* Your task *
Wherever the string "title" shows up in the records below, return that line.

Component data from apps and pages
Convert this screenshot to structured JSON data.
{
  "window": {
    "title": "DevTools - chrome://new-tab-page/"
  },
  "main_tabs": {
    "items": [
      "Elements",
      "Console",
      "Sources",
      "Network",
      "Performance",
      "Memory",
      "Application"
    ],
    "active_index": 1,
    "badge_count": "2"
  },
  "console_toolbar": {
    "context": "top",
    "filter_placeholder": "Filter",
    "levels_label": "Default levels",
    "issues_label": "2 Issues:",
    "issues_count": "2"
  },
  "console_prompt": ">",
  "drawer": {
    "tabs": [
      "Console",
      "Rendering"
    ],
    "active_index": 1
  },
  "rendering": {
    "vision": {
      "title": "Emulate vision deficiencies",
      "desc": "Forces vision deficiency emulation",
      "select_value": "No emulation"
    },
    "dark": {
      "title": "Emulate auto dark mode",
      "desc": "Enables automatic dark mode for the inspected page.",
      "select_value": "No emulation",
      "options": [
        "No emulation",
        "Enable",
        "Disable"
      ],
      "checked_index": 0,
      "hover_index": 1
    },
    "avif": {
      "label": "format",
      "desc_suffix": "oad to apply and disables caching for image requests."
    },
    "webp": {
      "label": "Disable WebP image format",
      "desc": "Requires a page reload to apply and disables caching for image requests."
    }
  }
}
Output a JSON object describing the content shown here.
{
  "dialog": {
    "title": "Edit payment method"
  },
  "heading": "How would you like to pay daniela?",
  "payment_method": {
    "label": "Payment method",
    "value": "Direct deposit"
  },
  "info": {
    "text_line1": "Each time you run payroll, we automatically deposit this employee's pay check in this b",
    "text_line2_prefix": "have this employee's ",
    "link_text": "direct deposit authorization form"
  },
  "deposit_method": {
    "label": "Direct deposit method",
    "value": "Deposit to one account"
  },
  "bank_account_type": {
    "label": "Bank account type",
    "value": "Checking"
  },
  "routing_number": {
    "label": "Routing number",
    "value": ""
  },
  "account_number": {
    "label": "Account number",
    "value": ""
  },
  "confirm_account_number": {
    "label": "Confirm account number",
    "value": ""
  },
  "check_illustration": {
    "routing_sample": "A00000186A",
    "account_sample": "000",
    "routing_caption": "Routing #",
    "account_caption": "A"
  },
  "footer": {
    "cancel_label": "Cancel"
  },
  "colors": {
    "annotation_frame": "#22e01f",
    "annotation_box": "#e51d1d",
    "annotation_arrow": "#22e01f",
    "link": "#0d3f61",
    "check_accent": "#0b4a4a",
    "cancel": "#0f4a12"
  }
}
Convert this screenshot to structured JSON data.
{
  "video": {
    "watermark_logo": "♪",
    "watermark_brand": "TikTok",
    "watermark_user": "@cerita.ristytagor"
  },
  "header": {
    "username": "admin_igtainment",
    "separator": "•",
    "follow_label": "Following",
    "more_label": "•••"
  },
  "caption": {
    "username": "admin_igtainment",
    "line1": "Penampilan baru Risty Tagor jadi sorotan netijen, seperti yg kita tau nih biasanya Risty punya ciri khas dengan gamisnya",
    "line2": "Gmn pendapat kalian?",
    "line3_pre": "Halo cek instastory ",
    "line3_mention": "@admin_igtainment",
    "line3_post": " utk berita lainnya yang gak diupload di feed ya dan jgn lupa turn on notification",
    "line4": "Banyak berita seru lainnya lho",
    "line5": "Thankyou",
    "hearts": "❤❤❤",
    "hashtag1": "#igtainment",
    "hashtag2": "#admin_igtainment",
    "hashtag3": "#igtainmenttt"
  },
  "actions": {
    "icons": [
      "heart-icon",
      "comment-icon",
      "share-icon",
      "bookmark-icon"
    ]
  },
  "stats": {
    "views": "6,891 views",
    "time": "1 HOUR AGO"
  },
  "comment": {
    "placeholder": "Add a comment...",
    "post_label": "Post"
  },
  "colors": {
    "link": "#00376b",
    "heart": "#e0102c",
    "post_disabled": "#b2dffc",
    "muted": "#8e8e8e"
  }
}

* The completed task *
    "title": "DevTools - chrome://new-tab-page/"
      "title": "Emulate vision deficiencies",
      "title": "Emulate auto dark mode",
    "title": "Edit payment method"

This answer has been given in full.